Traits related to other ecological processes.
An individual plant's ability to compete below ground is likely to be determined not only by traits internal to that individual, but will also include traits related to how a plant uses, and is used by, other species. For example, grazing by ungulates can stimulate root growth (Frank et al. 2002
), and root characteristics vary widely as a function of root order (Pregitzer et al. 2002
). As a result, grazing may alter below-ground competitive ability through changes in root architecture and other related root properties. As different plant species respond differently to grazing (Diaz et al. 2001
), grazing could cause increased interspecific variation in below-ground competitive ability of the species within a community. Such indirect effects on below-ground competition may also involve plant–fungal interactions. Interspecific variation in mycorrhizal associations, along with the potential for resource sharing of interconnected individuals, can alter diversity (Hartnett & Wilson 1999
), potentially through altered competitive hierarchies.
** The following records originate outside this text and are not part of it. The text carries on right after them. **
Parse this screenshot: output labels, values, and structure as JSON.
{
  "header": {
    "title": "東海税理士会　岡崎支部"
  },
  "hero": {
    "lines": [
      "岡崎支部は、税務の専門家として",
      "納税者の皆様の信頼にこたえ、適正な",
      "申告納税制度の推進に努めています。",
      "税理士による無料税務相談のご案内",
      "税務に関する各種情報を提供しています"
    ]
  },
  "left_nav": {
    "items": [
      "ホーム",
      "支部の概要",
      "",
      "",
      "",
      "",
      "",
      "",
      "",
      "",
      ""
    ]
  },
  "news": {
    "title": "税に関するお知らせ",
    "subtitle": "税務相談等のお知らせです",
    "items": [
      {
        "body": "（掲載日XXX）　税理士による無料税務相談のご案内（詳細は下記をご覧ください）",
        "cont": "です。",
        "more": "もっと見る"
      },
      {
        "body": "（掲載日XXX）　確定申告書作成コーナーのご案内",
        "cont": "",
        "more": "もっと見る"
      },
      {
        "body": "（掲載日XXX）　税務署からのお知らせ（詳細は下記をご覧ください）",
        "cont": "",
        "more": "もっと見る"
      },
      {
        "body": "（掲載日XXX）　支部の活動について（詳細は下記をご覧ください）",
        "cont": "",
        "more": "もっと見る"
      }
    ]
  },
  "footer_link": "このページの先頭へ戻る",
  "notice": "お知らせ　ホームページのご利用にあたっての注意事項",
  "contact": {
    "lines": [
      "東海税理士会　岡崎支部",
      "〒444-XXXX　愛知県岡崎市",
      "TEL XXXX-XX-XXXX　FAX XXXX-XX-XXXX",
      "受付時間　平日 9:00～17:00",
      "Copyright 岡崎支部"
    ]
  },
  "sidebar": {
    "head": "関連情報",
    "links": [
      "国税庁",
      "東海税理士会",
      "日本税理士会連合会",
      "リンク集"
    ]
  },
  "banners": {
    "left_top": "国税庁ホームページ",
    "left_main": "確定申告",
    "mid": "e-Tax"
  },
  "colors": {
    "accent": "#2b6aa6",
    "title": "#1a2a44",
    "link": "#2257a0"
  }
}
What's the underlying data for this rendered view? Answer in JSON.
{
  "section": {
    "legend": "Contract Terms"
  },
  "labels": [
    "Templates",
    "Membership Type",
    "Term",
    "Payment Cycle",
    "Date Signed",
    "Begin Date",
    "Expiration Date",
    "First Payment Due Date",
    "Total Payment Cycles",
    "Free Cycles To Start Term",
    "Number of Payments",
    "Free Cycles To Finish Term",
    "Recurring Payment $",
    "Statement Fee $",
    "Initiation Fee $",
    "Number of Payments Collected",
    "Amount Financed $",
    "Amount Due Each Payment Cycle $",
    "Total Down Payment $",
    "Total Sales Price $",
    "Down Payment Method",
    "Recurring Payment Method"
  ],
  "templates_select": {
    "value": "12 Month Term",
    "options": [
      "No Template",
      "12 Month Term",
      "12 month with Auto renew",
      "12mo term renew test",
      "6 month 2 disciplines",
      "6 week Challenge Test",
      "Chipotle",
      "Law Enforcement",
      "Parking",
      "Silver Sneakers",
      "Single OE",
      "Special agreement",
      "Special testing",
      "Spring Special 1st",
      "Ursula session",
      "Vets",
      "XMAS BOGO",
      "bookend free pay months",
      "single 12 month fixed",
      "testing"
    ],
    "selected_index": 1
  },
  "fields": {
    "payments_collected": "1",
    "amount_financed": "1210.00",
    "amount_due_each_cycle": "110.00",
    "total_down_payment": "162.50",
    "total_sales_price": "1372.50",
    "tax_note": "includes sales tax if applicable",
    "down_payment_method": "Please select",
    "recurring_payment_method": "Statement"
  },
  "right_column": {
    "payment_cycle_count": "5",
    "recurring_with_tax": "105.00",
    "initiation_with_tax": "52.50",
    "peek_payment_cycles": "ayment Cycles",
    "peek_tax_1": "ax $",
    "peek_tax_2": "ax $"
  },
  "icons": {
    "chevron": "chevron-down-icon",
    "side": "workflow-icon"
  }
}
Additionally, recent work indicates that mycorrhizas can enhance the competitive ability of an invasive species (Marler et al. 1999
). There are numerous other ecological processes that are likely to influence a plant's ability to compete for soil resources. Although a better understanding of plant competition is dependent upon a more active exploration of the functional ecology of roots, it is equally important that this work be brought to the field to allow for the determination of the potential strengths of these indirect effects on competition below-ground.